* **How to complete this task**
Go line by line through the entries below and copy those containing the string "카카오페이로".

Data for analysis: Begin

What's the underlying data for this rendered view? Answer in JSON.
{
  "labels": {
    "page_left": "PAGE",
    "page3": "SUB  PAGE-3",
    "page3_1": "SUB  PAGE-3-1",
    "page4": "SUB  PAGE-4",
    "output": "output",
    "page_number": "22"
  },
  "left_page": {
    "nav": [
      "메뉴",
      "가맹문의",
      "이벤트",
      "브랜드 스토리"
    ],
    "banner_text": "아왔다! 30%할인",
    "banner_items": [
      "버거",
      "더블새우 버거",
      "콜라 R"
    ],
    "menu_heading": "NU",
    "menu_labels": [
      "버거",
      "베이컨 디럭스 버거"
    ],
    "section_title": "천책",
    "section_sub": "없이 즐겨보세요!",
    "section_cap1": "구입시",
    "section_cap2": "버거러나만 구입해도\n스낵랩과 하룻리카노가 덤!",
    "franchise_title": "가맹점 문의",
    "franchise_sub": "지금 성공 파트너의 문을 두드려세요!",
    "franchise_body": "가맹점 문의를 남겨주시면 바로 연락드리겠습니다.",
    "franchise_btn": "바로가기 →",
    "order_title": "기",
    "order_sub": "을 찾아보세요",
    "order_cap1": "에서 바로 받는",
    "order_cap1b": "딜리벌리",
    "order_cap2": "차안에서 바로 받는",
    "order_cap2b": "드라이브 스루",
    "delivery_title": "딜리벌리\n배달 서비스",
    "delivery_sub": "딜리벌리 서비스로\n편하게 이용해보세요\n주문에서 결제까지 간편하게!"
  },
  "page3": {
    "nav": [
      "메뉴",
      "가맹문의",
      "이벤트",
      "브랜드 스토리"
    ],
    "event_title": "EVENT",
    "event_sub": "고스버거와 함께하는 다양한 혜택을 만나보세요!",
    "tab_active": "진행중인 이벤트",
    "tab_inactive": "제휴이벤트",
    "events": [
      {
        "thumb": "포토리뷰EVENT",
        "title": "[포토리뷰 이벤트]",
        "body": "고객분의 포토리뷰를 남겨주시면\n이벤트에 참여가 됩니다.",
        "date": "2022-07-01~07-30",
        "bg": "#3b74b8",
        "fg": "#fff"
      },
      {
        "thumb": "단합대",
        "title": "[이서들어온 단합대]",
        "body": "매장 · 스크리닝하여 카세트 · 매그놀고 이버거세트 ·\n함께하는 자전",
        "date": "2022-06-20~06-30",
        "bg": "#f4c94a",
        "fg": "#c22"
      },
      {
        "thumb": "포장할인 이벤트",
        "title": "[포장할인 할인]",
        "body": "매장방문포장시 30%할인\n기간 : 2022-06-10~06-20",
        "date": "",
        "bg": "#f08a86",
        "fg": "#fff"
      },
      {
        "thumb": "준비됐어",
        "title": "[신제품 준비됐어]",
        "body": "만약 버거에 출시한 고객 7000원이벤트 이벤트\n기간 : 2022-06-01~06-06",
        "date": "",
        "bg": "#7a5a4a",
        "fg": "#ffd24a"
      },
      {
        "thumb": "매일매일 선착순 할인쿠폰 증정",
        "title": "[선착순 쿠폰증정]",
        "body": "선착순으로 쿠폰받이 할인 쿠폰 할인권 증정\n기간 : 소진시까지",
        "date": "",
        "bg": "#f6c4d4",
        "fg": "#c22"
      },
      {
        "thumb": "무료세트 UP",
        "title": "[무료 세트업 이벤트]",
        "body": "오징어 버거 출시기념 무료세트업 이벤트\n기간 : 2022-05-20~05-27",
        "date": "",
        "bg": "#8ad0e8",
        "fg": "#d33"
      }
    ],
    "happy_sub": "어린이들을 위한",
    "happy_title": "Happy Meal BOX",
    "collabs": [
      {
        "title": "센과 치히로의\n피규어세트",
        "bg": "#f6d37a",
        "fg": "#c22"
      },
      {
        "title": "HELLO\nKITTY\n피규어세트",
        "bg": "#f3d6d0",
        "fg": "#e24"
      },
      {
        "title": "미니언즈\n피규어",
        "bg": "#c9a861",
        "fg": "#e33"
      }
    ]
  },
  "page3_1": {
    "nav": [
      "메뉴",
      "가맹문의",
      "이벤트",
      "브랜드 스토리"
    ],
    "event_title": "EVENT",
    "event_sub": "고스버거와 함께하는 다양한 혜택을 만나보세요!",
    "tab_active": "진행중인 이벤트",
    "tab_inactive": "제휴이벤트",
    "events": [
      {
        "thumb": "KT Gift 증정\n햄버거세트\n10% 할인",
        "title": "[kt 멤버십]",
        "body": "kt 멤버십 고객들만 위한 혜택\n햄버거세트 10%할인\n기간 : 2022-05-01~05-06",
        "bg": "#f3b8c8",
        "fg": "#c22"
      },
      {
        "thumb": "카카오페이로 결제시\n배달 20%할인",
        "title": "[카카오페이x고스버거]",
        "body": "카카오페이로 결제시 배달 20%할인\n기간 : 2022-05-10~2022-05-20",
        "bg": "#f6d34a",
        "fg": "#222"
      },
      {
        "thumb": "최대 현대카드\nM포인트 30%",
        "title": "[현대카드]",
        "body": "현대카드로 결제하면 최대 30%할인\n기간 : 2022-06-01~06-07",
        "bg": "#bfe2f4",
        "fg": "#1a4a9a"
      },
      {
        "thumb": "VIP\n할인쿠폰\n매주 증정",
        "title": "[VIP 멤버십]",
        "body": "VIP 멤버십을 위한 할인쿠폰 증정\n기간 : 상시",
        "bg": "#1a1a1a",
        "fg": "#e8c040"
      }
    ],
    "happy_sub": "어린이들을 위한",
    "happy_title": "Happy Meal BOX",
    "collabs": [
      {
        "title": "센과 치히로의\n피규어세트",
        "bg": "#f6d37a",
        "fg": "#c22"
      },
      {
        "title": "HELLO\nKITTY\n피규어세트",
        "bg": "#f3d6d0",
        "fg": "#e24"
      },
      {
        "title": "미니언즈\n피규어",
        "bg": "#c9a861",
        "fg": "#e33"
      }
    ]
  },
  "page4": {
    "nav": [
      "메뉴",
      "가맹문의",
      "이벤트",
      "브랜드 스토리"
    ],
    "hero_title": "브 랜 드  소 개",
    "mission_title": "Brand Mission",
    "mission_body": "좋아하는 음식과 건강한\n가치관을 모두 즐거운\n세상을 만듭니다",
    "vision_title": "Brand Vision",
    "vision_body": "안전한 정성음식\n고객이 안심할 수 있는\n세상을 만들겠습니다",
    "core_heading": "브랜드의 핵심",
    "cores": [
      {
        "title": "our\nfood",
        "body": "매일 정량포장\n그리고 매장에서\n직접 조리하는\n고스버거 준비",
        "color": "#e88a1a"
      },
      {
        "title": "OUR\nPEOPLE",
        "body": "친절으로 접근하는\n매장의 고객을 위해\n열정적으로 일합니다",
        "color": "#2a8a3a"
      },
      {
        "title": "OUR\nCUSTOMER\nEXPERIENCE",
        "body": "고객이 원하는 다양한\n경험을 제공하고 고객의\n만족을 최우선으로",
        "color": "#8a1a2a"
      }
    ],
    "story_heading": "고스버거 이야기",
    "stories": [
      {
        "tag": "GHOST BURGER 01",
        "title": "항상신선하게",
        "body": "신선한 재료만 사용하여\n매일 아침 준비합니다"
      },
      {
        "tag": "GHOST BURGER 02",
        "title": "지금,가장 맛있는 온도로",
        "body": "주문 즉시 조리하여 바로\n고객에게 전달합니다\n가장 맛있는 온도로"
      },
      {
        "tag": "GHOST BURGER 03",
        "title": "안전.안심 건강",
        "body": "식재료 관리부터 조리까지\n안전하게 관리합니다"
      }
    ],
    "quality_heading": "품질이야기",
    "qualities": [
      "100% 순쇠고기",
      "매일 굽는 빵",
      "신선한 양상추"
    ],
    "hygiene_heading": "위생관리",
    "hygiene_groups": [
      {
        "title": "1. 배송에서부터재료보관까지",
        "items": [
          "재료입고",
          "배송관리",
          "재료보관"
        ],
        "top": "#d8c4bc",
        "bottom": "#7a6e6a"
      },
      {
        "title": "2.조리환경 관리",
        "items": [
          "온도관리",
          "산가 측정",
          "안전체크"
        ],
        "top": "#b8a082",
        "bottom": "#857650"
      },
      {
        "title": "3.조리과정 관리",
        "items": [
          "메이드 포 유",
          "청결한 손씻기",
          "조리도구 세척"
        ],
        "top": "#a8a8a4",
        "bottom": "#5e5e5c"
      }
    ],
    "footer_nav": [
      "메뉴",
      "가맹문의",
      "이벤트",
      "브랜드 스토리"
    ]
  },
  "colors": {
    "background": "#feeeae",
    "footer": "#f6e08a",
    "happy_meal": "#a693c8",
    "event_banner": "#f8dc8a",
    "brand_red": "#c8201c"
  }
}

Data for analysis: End

* **Result of the exercise**
        "thumb": "카카오페이로 결제시\n배달 20%할인",
        "body": "카카오페이로 결제시 배달 20%할인\n기간 : 2022-05-10~2022-05-20",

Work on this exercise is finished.